The shape of the caterpillars has also given them the common name 'Chinese Junks'. The Caterpillars are inclined to sit by day happily exposed on the leaves of their foodplant, as they have a bright warning pattern or coloration. Their shape, coloration and perhaps their slow progression has led to another of their common names: 'Bondi Trams'.

Many of the moths in this family are inclined to sit on a twig with wings closed over the back, like a tent.
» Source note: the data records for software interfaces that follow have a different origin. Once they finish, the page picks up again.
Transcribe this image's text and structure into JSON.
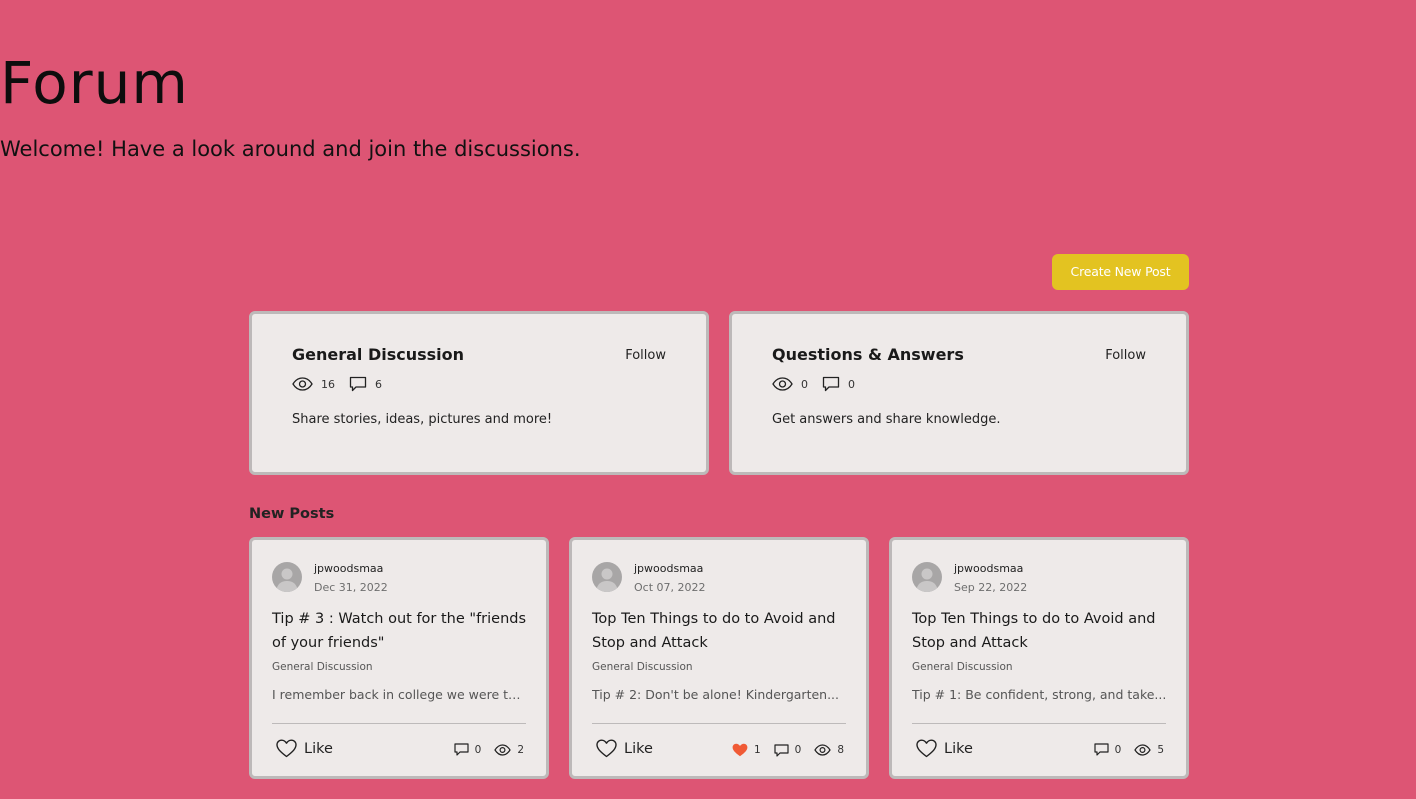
{
  "header": {
    "title": "Forum",
    "subtitle": "Welcome! Have a look around and join the discussions."
  },
  "toolbar": {
    "create_post_label": "Create New Post"
  },
  "colors": {
    "background": "#dd5574",
    "accent_button": "#e3c321",
    "card": "#eeeae9",
    "liked_heart": "#f05a35"
  },
  "categories": [
    {
      "name": "General Discussion",
      "follow_label": "Follow",
      "views": "16",
      "comments": "6",
      "description": "Share stories, ideas, pictures and more!"
    },
    {
      "name": "Questions & Answers",
      "follow_label": "Follow",
      "views": "0",
      "comments": "0",
      "description": "Get answers and share knowledge."
    }
  ],
  "new_posts": {
    "label": "New Posts",
    "items": [
      {
        "author": "jpwoodsmaa",
        "date": "Dec 31, 2022",
        "title": "Tip # 3 : Watch out for the \"friends of your friends\"",
        "category": "General Discussion",
        "excerpt": "I remember back in college we were tol...",
        "like_label": "Like",
        "likes": "",
        "comments": "0",
        "views": "2"
      },
      {
        "author": "jpwoodsmaa",
        "date": "Oct 07, 2022",
        "title": "Top Ten Things to do to Avoid and Stop and Attack",
        "category": "General Discussion",
        "excerpt": "Tip # 2: Don't be alone! Kindergarten...",
        "like_label": "Like",
        "likes": "1",
        "comments": "0",
        "views": "8"
      },
      {
        "author": "jpwoodsmaa",
        "date": "Sep 22, 2022",
        "title": "Top Ten Things to do to Avoid and Stop and Attack",
        "category": "General Discussion",
        "excerpt": "Tip # 1: Be confident, strong, and take...",
        "like_label": "Like",
        "likes": "",
        "comments": "0",
        "views": "5"
      }
    ]
  }
}
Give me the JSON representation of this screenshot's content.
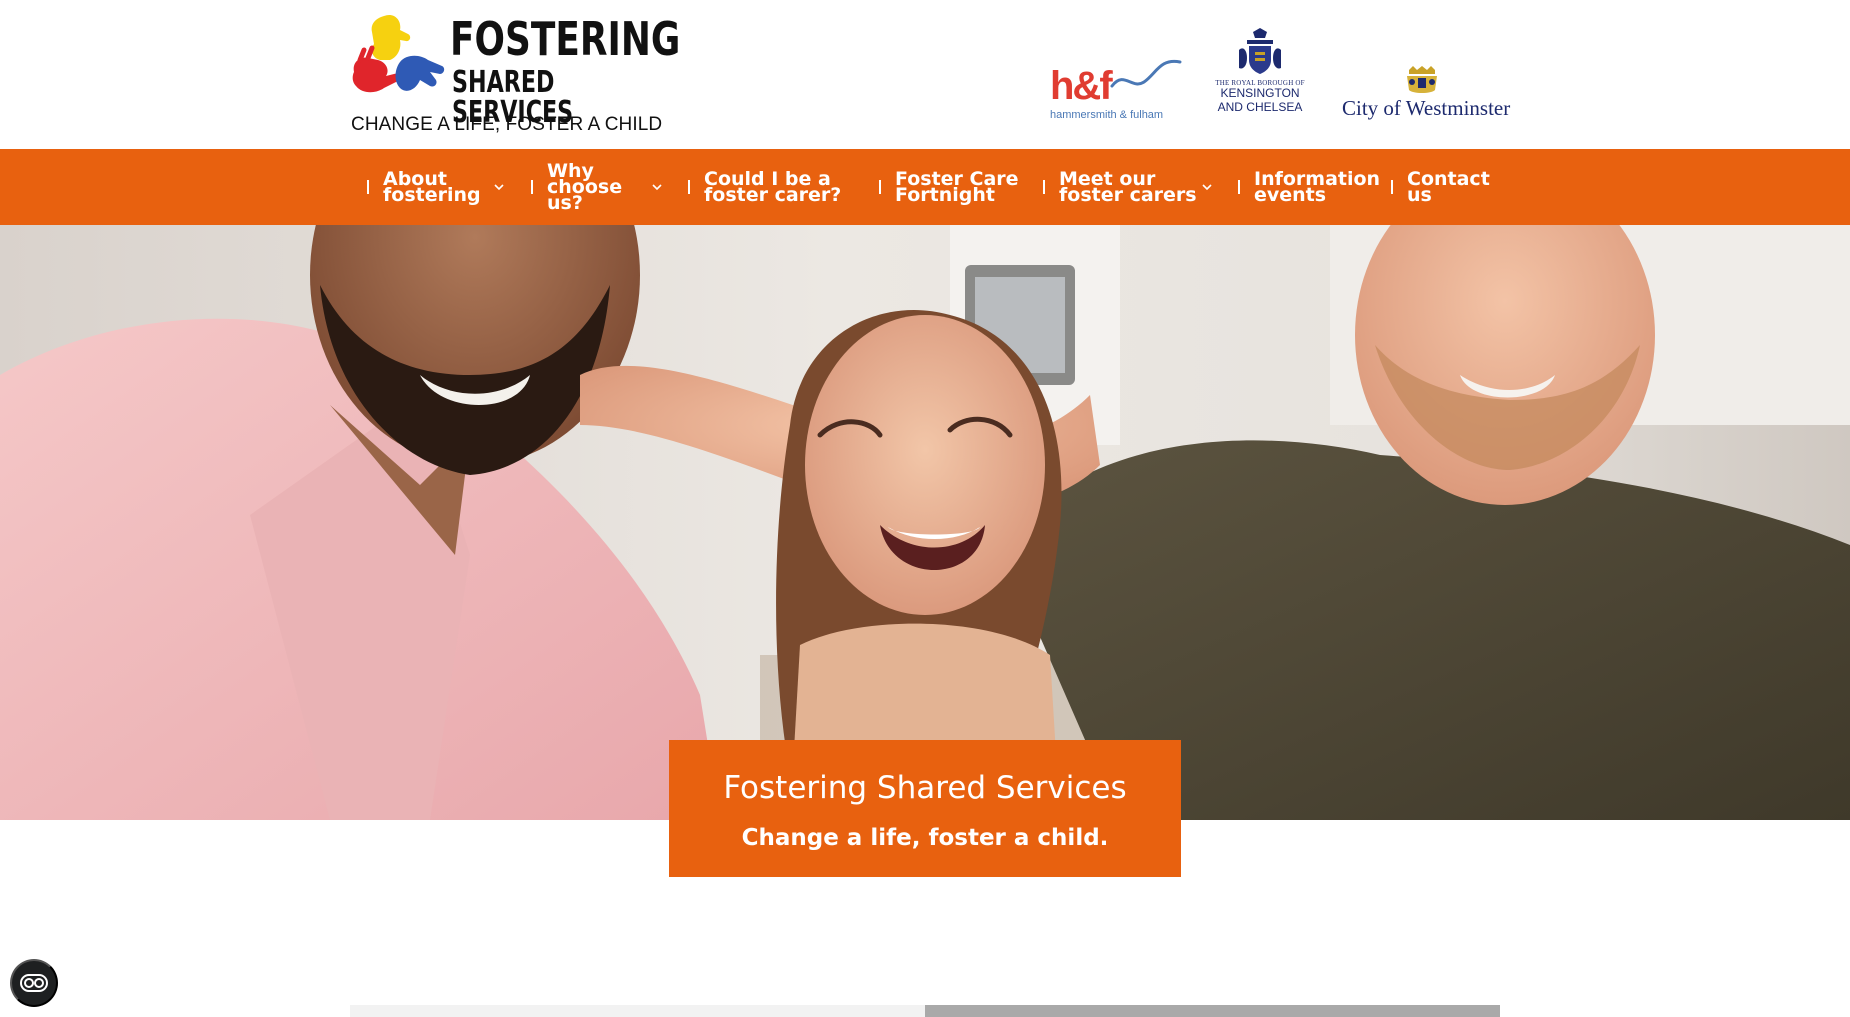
{
  "brand": {
    "logo_line1": "FOSTERING",
    "logo_line2": "SHARED SERVICES",
    "tagline": "CHANGE A LIFE, FOSTER A CHILD",
    "colors": {
      "orange": "#e8610f",
      "yellow": "#f6d110",
      "red": "#e0252b",
      "blue": "#2f5ab5",
      "navy": "#1d2a6e"
    }
  },
  "partners": {
    "hf": {
      "mark": "h&f",
      "sub": "hammersmith & fulham"
    },
    "kc": {
      "line1": "THE ROYAL BOROUGH OF",
      "line2": "KENSINGTON",
      "line3": "AND CHELSEA"
    },
    "wm": {
      "text": "City of Westminster"
    }
  },
  "nav": {
    "items": [
      {
        "label": "About\nfostering",
        "has_dropdown": true
      },
      {
        "label": "Why\nchoose\nus?",
        "has_dropdown": true
      },
      {
        "label": "Could I be a\nfoster carer?",
        "has_dropdown": false
      },
      {
        "label": "Foster Care\nFortnight",
        "has_dropdown": false
      },
      {
        "label": "Meet our\nfoster carers",
        "has_dropdown": true
      },
      {
        "label": "Information\nevents",
        "has_dropdown": false
      },
      {
        "label": "Contact\nus",
        "has_dropdown": false
      }
    ],
    "caret_icon": "chevron-down-icon"
  },
  "hero": {
    "title": "Fostering Shared Services",
    "subtitle": "Change a life, foster a child."
  },
  "accessibility": {
    "icon": "accessibility-toggle-icon"
  }
}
Their wingspan is such that this posture makes the wing margins hang down below the twig, quite overlapping it.

The 116 named Australian species in LIMACODIDAE are :

Anaxidia lactea
Anaxidia lozogramma

  • Anepopsia eugyra
  • Anepopsia tephraea

    Apodecta monodisca

  • Birthamoides plagioscia

    Calcarifera ordinata

    Chalcocelis albiguttatus

  • Chalcocelis castanica

    Comana albibasis
    Comana collaris
    Comana corones
    Comana cosmocalla

  • Comana euryparoa
  • Comana idiomorpha
  • Comana inexpectata
  • Comana miltochyta
  • Comana miltogramma
  • Comana mjobergi
    Comana monomorpha
    Comana resplendens

  • Comanula uniformis

    Doratifera casta : Black Cup Moth

  • Doratifera corallina
  • Doratifera ochroptila
    Doratifera oxleyi : Painted Cup Moth
    Doratifera pinguis : Pale Cup Moth
    Doratifera quadriguttata : Four Spotted Cup Moth
    Doratifera stenora
    Doratifera vulnerans : Mottled Cup Moth

  • Ecnomoctena brachyopa
  • Ecnomoctena hemitoma
  • Ecnomoctena sciobaphes

    Elassoptila microxutha

  • Eloasa acrata
    Eloasa atmodes
  • Eloasa bombycoides
  • Eloasa brevipennis
  • Eloasa calida
    Eloasa callidesma
    Eloasa infrequens
  • Eloasa liosarca
  • Eloasa luxa
  • Eloasa perixera
  • Eloasa sphemosema
    Eloasa symphonistis

  • Hedraea quadridens

    Hydroclada antigona
    Hydroclada kenricki

    Lamprolepida chrysochroa

  • Limacochara pulchra

  • Mambara haplopis
    Mambara delocrossa

  • Mecytha dnophera
    Mecytha fasciata : Macadamia Cup Moth

  • Parasoidea albicollaris
  • Parasoidea neurocausta
    Parasoidea paroa

    Praesusica placerodes

    Pseudanapaea denotata
    Pseudanapaea dentifascia
    Pseudanapaea transvestita

  • Pygmaeomorpha aquila
    Pygmaeomorpha modesta
    Pygmaeomorpha ocularis

  • Scopelodes dinawa
  • Scopelodes nitens

  • Squamosa barymorpha

    Thosea penthima : Billygoat Plum Stinging Caterpillar
    Thosea threnopis

    previous
    back
    family
    Australian
    Australian Butterflies
    butterflies
    Australian
    home
    caterpillars
    Australian
    Australian Moths
    moths
    next
    next
    family

    (updated 3 December 2014, 10 May 2016)